Archive for March 2012

Cards on the table: iPad HD

Tuesday, March 6th, 2012

As pretty much everyone who cares knows by now, there will be an Apple event tomorrow that will introduce the new iPad. It’s prediction time. Here’s what I’m guessing we’ll see.

  • The new iPad will be called the iPad HD and, other than some minor tweaks to the shape of the back, will look essentially the same as the iPad 2 when turned off.
  • It will have a high-resolution, 2048×1536 screen.
  • It will have a faster processor. I’m betting this will be the quad-core A6 processor, but a faster dual-core processor (A5X) is also possible.
  • It will have better cameras and “FaceTime HD” will be touted as one the advantages.
  • A new Apple TV will be released. It will be basically the same as the old Apple TV, but will support 1080p video.
  • There will be new apps/features to highlight the strengths of the new iPad. This is most likely to include photo editing (e.g. Aperture).
  • It will have Bluetooth 4.0
  • The 3G models will be replaced by LTE models, at least in the US, for carriers that support LTE. FaceTime over LTE will be touted as one of the advantages.
  • We’ll also see the announcement of some major new iPad apps, most likely Microsoft Office.

Siri is a wildcard. I give it a 50% chance.

Lytro needs work

Thursday, March 1st, 2012

Lytro review | The Verge.

But the first iteration of the Lytro isn’t quite there yet: it’s hard to use, its display is terrible, and outside of a few particular situations its photos aren’t good enough to even be worth saving. It’s not even close to being able to replace an everyday camera, and at $399-$499, for most people it would have to.

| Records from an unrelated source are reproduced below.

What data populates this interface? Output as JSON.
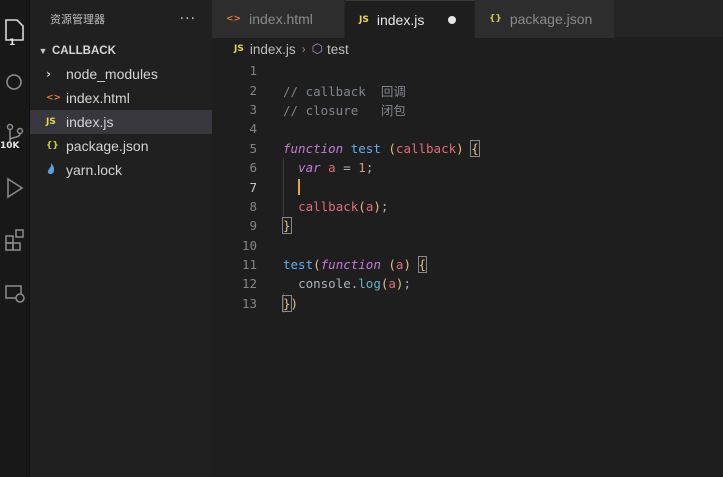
{
  "activity": {
    "explorer_badge": "1",
    "source_control_badge": "10K"
  },
  "sidebar": {
    "title": "资源管理器",
    "more": "···",
    "folder": "CALLBACK",
    "items": [
      {
        "label": "node_modules",
        "icon": "chevron-right-icon"
      },
      {
        "label": "index.html",
        "icon": "html-file-icon",
        "icon_text": "<>"
      },
      {
        "label": "index.js",
        "icon": "js-file-icon",
        "icon_text": "JS",
        "selected": true
      },
      {
        "label": "package.json",
        "icon": "json-file-icon",
        "icon_text": "{}"
      },
      {
        "label": "yarn.lock",
        "icon": "yarn-icon"
      }
    ]
  },
  "tabs": [
    {
      "label": "index.html",
      "icon_text": "<>"
    },
    {
      "label": "index.js",
      "icon_text": "JS",
      "active": true,
      "modified": true
    },
    {
      "label": "package.json",
      "icon_text": "{}"
    }
  ],
  "breadcrumbs": {
    "file": "index.js",
    "file_icon": "JS",
    "symbol": "test"
  },
  "editor": {
    "current_line": 7,
    "lines": [
      {
        "n": "1",
        "text": ""
      },
      {
        "n": "2",
        "text": "// callback  回调"
      },
      {
        "n": "3",
        "text": "// closure   闭包"
      },
      {
        "n": "4",
        "text": ""
      },
      {
        "n": "5",
        "text": "function test (callback) {"
      },
      {
        "n": "6",
        "text": "  var a = 1;"
      },
      {
        "n": "7",
        "text": ""
      },
      {
        "n": "8",
        "text": "  callback(a);"
      },
      {
        "n": "9",
        "text": "}"
      },
      {
        "n": "10",
        "text": ""
      },
      {
        "n": "11",
        "text": "test(function (a) {"
      },
      {
        "n": "12",
        "text": "  console.log(a);"
      },
      {
        "n": "13",
        "text": "})"
      }
    ]
  },
  "colors": {
    "background": "#1e1e1e",
    "sidebar": "#202021",
    "cursor": "#e8a33d",
    "keyword": "#c678dd",
    "function": "#61afef",
    "comment": "#7f848e"
  }
}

Lytro is the camera based on new technology that lets you focus the picture after you take the shot. I’m definitely improving as a photographer, but I have my share of out of focus shots. Digital photography has a number of advantages over conventional photography, but one of the biggest appeals is that you can fix so many issues after you take the picture. The Lytro appears to add incorrect focus to the list.  However, it sounds like the technology just isn’t there yet to replace something like a dSLR.